[Source data]:
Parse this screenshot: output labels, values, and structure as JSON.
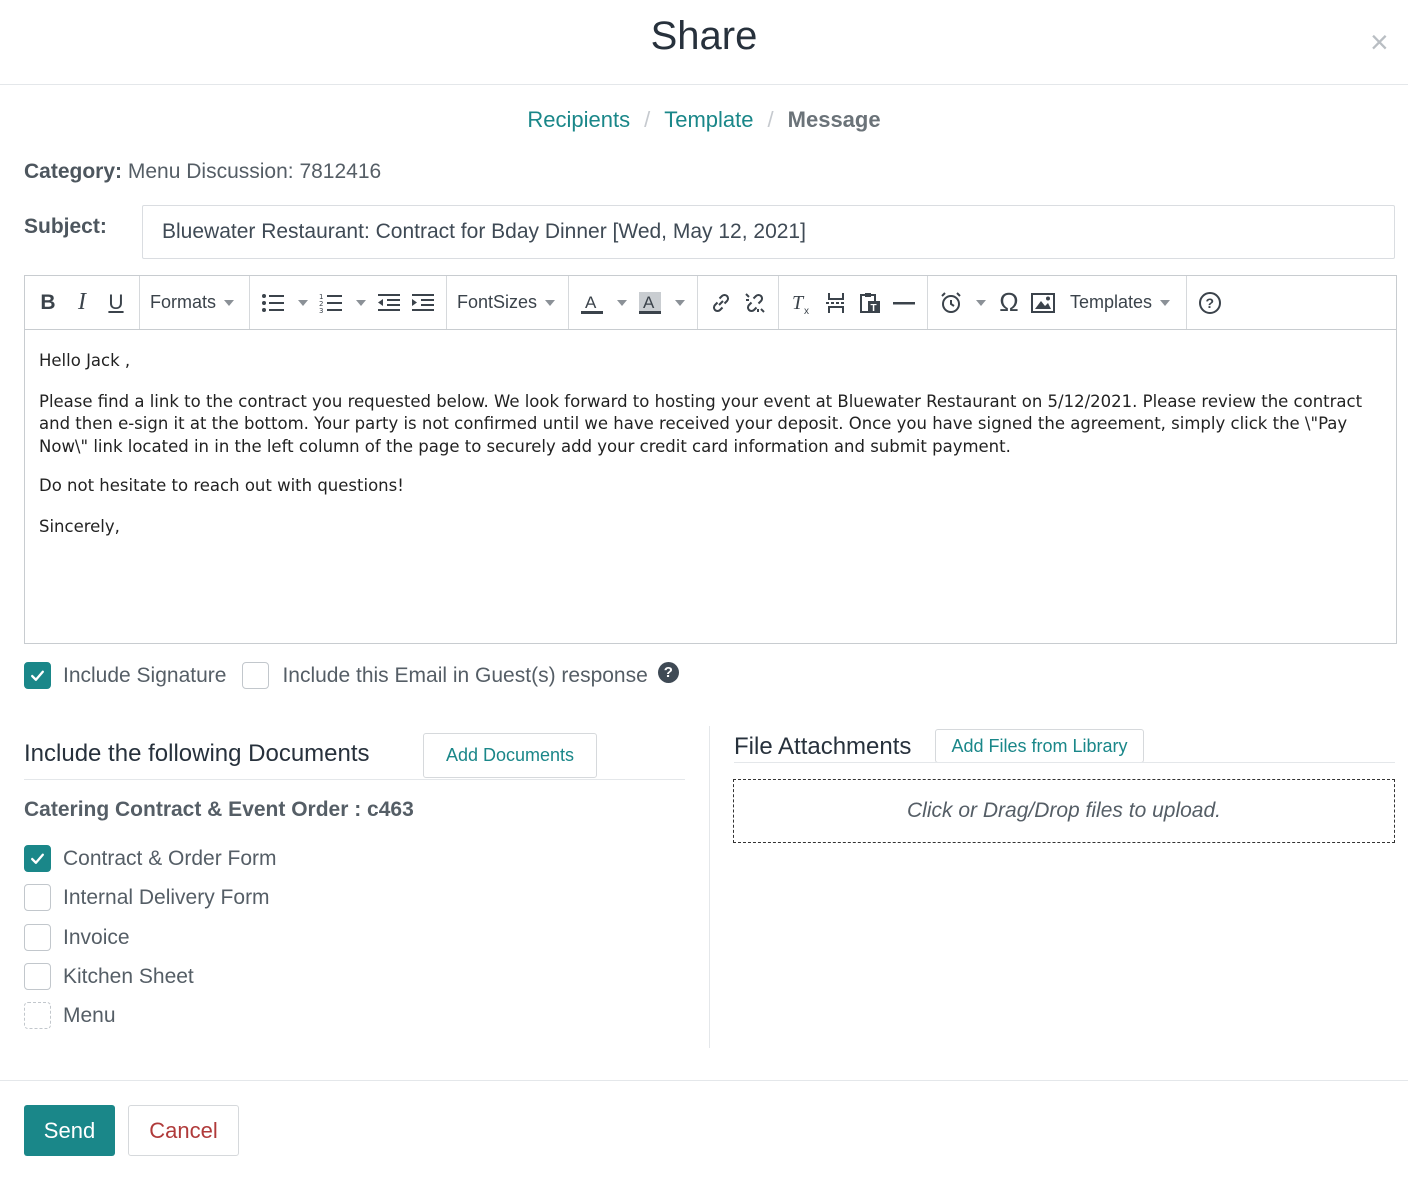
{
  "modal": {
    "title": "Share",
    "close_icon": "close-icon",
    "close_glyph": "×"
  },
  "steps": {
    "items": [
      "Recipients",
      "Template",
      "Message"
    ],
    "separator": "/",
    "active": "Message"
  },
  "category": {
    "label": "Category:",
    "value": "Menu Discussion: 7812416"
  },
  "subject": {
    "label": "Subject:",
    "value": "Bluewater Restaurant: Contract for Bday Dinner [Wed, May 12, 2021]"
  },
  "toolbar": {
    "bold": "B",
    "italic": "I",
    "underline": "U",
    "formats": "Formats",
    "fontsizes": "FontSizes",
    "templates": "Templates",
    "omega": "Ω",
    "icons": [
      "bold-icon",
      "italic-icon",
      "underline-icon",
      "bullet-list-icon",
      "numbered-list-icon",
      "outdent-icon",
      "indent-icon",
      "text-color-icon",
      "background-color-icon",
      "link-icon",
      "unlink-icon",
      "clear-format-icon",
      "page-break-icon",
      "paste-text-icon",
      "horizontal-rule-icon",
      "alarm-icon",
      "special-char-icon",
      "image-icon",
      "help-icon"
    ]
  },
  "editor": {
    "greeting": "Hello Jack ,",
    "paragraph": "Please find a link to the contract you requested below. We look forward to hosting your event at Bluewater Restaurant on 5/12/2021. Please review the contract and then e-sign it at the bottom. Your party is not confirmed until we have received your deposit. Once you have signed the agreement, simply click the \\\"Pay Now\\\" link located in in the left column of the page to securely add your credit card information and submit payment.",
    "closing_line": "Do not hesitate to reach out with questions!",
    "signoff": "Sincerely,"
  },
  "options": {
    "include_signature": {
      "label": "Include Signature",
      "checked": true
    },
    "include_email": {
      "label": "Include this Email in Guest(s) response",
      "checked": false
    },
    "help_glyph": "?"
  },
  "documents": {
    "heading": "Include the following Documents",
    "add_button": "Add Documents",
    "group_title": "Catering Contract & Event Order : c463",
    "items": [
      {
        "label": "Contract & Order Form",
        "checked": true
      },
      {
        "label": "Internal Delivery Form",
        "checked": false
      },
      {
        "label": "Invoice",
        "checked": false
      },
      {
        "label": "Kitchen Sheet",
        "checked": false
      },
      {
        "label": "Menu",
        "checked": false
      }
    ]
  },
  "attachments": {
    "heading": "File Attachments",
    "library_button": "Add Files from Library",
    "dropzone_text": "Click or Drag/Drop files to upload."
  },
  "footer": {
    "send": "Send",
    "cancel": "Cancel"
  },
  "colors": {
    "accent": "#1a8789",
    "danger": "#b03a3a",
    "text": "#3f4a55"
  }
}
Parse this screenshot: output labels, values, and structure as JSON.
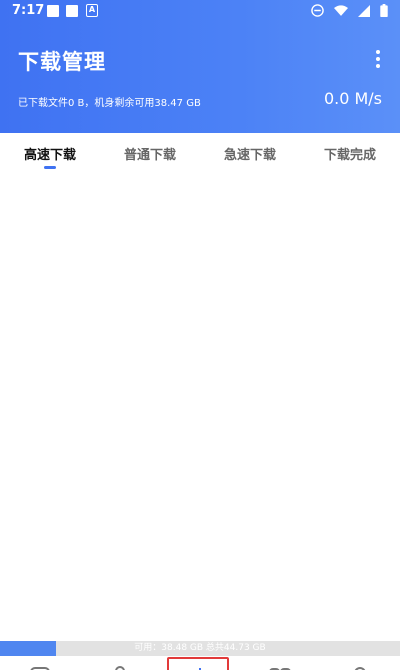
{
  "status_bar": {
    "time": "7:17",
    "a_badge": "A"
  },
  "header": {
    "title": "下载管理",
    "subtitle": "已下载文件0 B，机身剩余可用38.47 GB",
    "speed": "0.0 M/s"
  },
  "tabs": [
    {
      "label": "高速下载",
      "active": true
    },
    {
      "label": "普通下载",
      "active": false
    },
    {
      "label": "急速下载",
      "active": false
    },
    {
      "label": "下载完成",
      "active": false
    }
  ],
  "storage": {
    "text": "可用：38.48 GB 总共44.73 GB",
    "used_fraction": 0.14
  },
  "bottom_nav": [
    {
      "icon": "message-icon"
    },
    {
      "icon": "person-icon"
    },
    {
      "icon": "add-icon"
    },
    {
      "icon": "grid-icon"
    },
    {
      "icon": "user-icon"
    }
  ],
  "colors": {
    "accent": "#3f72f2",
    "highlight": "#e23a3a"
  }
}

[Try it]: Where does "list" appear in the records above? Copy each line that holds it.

[Solved exercise]:
      "bullet-list-icon",
      "numbered-list-icon",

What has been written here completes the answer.